▶ **Provided data**:
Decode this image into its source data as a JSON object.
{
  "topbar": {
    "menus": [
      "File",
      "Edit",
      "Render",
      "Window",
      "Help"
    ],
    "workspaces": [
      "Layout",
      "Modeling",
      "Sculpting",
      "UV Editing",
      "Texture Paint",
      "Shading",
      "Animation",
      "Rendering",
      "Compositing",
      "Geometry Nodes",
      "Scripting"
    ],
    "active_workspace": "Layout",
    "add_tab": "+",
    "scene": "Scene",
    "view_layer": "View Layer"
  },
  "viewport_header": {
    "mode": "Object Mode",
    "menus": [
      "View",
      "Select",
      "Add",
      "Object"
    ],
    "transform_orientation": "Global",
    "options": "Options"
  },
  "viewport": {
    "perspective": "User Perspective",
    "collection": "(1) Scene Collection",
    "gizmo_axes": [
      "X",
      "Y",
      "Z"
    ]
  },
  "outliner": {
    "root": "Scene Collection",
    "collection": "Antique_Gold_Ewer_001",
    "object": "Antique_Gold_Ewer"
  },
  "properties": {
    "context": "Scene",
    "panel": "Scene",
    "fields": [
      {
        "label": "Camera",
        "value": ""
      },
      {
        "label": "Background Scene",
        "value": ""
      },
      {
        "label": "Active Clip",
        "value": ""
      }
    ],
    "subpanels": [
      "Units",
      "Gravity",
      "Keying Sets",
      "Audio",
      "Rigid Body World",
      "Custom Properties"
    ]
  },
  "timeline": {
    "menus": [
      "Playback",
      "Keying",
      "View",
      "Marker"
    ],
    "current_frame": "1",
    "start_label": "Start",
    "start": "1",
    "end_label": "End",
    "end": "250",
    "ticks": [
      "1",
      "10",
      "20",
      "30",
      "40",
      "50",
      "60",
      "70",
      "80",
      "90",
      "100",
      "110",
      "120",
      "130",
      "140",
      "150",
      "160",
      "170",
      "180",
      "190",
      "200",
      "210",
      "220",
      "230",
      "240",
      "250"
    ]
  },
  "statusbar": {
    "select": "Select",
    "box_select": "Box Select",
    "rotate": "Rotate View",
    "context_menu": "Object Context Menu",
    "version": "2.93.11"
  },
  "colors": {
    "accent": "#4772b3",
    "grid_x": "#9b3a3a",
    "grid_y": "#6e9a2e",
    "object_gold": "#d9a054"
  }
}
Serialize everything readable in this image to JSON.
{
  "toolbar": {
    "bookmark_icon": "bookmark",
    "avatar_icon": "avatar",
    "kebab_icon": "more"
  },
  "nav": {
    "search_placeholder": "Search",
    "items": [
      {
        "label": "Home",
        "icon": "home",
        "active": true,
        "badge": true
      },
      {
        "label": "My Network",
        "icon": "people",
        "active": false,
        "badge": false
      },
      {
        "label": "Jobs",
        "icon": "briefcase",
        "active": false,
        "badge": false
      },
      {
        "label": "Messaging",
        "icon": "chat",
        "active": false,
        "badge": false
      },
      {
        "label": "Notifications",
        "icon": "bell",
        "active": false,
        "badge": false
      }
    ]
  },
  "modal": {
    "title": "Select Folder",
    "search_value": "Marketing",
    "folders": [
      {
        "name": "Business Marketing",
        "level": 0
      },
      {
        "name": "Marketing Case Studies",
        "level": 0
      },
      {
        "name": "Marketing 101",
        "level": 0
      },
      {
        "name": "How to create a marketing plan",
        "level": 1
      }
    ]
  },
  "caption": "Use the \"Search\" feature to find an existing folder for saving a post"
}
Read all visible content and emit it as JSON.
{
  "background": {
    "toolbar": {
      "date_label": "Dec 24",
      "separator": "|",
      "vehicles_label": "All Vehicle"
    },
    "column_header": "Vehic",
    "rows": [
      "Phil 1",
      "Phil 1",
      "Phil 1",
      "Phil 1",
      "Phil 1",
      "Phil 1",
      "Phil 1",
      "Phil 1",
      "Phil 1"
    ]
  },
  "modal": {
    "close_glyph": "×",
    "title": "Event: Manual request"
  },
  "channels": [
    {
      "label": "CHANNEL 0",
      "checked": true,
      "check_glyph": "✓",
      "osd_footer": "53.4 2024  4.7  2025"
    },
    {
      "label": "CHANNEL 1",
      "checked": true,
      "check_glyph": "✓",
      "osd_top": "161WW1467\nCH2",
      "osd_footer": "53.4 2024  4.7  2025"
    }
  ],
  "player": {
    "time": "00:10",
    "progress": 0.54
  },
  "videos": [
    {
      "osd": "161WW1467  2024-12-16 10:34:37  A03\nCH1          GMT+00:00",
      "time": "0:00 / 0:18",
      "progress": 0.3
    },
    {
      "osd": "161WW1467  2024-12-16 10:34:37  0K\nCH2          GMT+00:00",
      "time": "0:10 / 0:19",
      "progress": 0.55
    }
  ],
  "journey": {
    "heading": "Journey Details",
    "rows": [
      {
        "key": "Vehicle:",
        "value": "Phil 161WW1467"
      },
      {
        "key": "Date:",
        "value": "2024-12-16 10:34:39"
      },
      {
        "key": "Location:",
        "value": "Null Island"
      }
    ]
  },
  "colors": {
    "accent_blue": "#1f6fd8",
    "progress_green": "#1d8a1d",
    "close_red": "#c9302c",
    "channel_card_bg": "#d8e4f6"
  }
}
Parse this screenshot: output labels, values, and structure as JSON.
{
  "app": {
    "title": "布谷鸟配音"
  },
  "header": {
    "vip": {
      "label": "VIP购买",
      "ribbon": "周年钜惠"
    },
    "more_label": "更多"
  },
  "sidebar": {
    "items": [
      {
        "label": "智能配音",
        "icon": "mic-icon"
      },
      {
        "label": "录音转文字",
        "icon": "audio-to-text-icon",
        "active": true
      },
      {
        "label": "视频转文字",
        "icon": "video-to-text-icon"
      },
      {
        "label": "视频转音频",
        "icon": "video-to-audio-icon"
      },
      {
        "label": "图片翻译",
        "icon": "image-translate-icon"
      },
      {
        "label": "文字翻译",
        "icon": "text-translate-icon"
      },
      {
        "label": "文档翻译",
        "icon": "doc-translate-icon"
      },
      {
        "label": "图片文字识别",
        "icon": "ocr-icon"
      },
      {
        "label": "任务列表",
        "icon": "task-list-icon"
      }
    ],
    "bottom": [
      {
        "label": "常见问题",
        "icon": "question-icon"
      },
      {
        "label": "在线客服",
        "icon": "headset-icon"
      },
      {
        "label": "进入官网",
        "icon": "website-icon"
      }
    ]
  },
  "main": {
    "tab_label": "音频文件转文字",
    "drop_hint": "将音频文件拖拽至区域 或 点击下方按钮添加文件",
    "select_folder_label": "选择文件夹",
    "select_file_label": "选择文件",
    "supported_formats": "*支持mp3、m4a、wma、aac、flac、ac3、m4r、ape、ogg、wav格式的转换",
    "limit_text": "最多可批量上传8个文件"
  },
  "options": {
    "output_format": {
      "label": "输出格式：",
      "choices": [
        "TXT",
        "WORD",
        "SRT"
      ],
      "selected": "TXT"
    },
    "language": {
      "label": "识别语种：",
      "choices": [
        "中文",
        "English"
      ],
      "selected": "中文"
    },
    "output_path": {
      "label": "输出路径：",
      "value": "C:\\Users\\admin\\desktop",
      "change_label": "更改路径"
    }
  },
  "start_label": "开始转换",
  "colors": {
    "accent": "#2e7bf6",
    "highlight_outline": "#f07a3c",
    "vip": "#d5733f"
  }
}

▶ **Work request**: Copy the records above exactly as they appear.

▶ **Written answer**:
Decode this image into its source data as a JSON object.
{
  "topbar": {
    "menus": [
      "File",
      "Edit",
      "Render",
      "Window",
      "Help"
    ],
    "workspaces": [
      "Layout",
      "Modeling",
      "Sculpting",
      "UV Editing",
      "Texture Paint",
      "Shading",
      "Animation",
      "Rendering",
      "Compositing",
      "Geometry Nodes",
      "Scripting"
    ],
    "active_workspace": "Layout",
    "add_tab": "+",
    "scene": "Scene",
    "view_layer": "View Layer"
  },
  "viewport_header": {
    "mode": "Object Mode",
    "menus": [
      "View",
      "Select",
      "Add",
      "Object"
    ],
    "transform_orientation": "Global",
    "options": "Options"
  },
  "viewport": {
    "perspective": "User Perspective",
    "collection": "(1) Scene Collection",
    "gizmo_axes": [
      "X",
      "Y",
      "Z"
    ]
  },
  "outliner": {
    "root": "Scene Collection",
    "collection": "Antique_Gold_Ewer_001",
    "object": "Antique_Gold_Ewer"
  },
  "properties": {
    "context": "Scene",
    "panel": "Scene",
    "fields": [
      {
        "label": "Camera",
        "value": ""
      },
      {
        "label": "Background Scene",
        "value": ""
      },
      {
        "label": "Active Clip",
        "value": ""
      }
    ],
    "subpanels": [
      "Units",
      "Gravity",
      "Keying Sets",
      "Audio",
      "Rigid Body World",
      "Custom Properties"
    ]
  },
  "timeline": {
    "menus": [
      "Playback",
      "Keying",
      "View",
      "Marker"
    ],
    "current_frame": "1",
    "start_label": "Start",
    "start": "1",
    "end_label": "End",
    "end": "250",
    "ticks": [
      "1",
      "10",
      "20",
      "30",
      "40",
      "50",
      "60",
      "70",
      "80",
      "90",
      "100",
      "110",
      "120",
      "130",
      "140",
      "150",
      "160",
      "170",
      "180",
      "190",
      "200",
      "210",
      "220",
      "230",
      "240",
      "250"
    ]
  },
  "statusbar": {
    "select": "Select",
    "box_select": "Box Select",
    "rotate": "Rotate View",
    "context_menu": "Object Context Menu",
    "version": "2.93.11"
  },
  "colors": {
    "accent": "#4772b3",
    "grid_x": "#9b3a3a",
    "grid_y": "#6e9a2e",
    "object_gold": "#d9a054"
  }
}
Serialize everything readable in this image to JSON.
{
  "toolbar": {
    "bookmark_icon": "bookmark",
    "avatar_icon": "avatar",
    "kebab_icon": "more"
  },
  "nav": {
    "search_placeholder": "Search",
    "items": [
      {
        "label": "Home",
        "icon": "home",
        "active": true,
        "badge": true
      },
      {
        "label": "My Network",
        "icon": "people",
        "active": false,
        "badge": false
      },
      {
        "label": "Jobs",
        "icon": "briefcase",
        "active": false,
        "badge": false
      },
      {
        "label": "Messaging",
        "icon": "chat",
        "active": false,
        "badge": false
      },
      {
        "label": "Notifications",
        "icon": "bell",
        "active": false,
        "badge": false
      }
    ]
  },
  "modal": {
    "title": "Select Folder",
    "search_value": "Marketing",
    "folders": [
      {
        "name": "Business Marketing",
        "level": 0
      },
      {
        "name": "Marketing Case Studies",
        "level": 0
      },
      {
        "name": "Marketing 101",
        "level": 0
      },
      {
        "name": "How to create a marketing plan",
        "level": 1
      }
    ]
  },
  "caption": "Use the \"Search\" feature to find an existing folder for saving a post"
}
Read all visible content and emit it as JSON.
{
  "background": {
    "toolbar": {
      "date_label": "Dec 24",
      "separator": "|",
      "vehicles_label": "All Vehicle"
    },
    "column_header": "Vehic",
    "rows": [
      "Phil 1",
      "Phil 1",
      "Phil 1",
      "Phil 1",
      "Phil 1",
      "Phil 1",
      "Phil 1",
      "Phil 1",
      "Phil 1"
    ]
  },
  "modal": {
    "close_glyph": "×",
    "title": "Event: Manual request"
  },
  "channels": [
    {
      "label": "CHANNEL 0",
      "checked": true,
      "check_glyph": "✓",
      "osd_footer": "53.4 2024  4.7  2025"
    },
    {
      "label": "CHANNEL 1",
      "checked": true,
      "check_glyph": "✓",
      "osd_top": "161WW1467\nCH2",
      "osd_footer": "53.4 2024  4.7  2025"
    }
  ],
  "player": {
    "time": "00:10",
    "progress": 0.54
  },
  "videos": [
    {
      "osd": "161WW1467  2024-12-16 10:34:37  A03\nCH1          GMT+00:00",
      "time": "0:00 / 0:18",
      "progress": 0.3
    },
    {
      "osd": "161WW1467  2024-12-16 10:34:37  0K\nCH2          GMT+00:00",
      "time": "0:10 / 0:19",
      "progress": 0.55
    }
  ],
  "journey": {
    "heading": "Journey Details",
    "rows": [
      {
        "key": "Vehicle:",
        "value": "Phil 161WW1467"
      },
      {
        "key": "Date:",
        "value": "2024-12-16 10:34:39"
      },
      {
        "key": "Location:",
        "value": "Null Island"
      }
    ]
  },
  "colors": {
    "accent_blue": "#1f6fd8",
    "progress_green": "#1d8a1d",
    "close_red": "#c9302c",
    "channel_card_bg": "#d8e4f6"
  }
}
Parse this screenshot: output labels, values, and structure as JSON.
{
  "app": {
    "title": "布谷鸟配音"
  },
  "header": {
    "vip": {
      "label": "VIP购买",
      "ribbon": "周年钜惠"
    },
    "more_label": "更多"
  },
  "sidebar": {
    "items": [
      {
        "label": "智能配音",
        "icon": "mic-icon"
      },
      {
        "label": "录音转文字",
        "icon": "audio-to-text-icon",
        "active": true
      },
      {
        "label": "视频转文字",
        "icon": "video-to-text-icon"
      },
      {
        "label": "视频转音频",
        "icon": "video-to-audio-icon"
      },
      {
        "label": "图片翻译",
        "icon": "image-translate-icon"
      },
      {
        "label": "文字翻译",
        "icon": "text-translate-icon"
      },
      {
        "label": "文档翻译",
        "icon": "doc-translate-icon"
      },
      {
        "label": "图片文字识别",
        "icon": "ocr-icon"
      },
      {
        "label": "任务列表",
        "icon": "task-list-icon"
      }
    ],
    "bottom": [
      {
        "label": "常见问题",
        "icon": "question-icon"
      },
      {
        "label": "在线客服",
        "icon": "headset-icon"
      },
      {
        "label": "进入官网",
        "icon": "website-icon"
      }
    ]
  },
  "main": {
    "tab_label": "音频文件转文字",
    "drop_hint": "将音频文件拖拽至区域 或 点击下方按钮添加文件",
    "select_folder_label": "选择文件夹",
    "select_file_label": "选择文件",
    "supported_formats": "*支持mp3、m4a、wma、aac、flac、ac3、m4r、ape、ogg、wav格式的转换",
    "limit_text": "最多可批量上传8个文件"
  },
  "options": {
    "output_format": {
      "label": "输出格式：",
      "choices": [
        "TXT",
        "WORD",
        "SRT"
      ],
      "selected": "TXT"
    },
    "language": {
      "label": "识别语种：",
      "choices": [
        "中文",
        "English"
      ],
      "selected": "中文"
    },
    "output_path": {
      "label": "输出路径：",
      "value": "C:\\Users\\admin\\desktop",
      "change_label": "更改路径"
    }
  },
  "start_label": "开始转换",
  "colors": {
    "accent": "#2e7bf6",
    "highlight_outline": "#f07a3c",
    "vip": "#d5733f"
  }
}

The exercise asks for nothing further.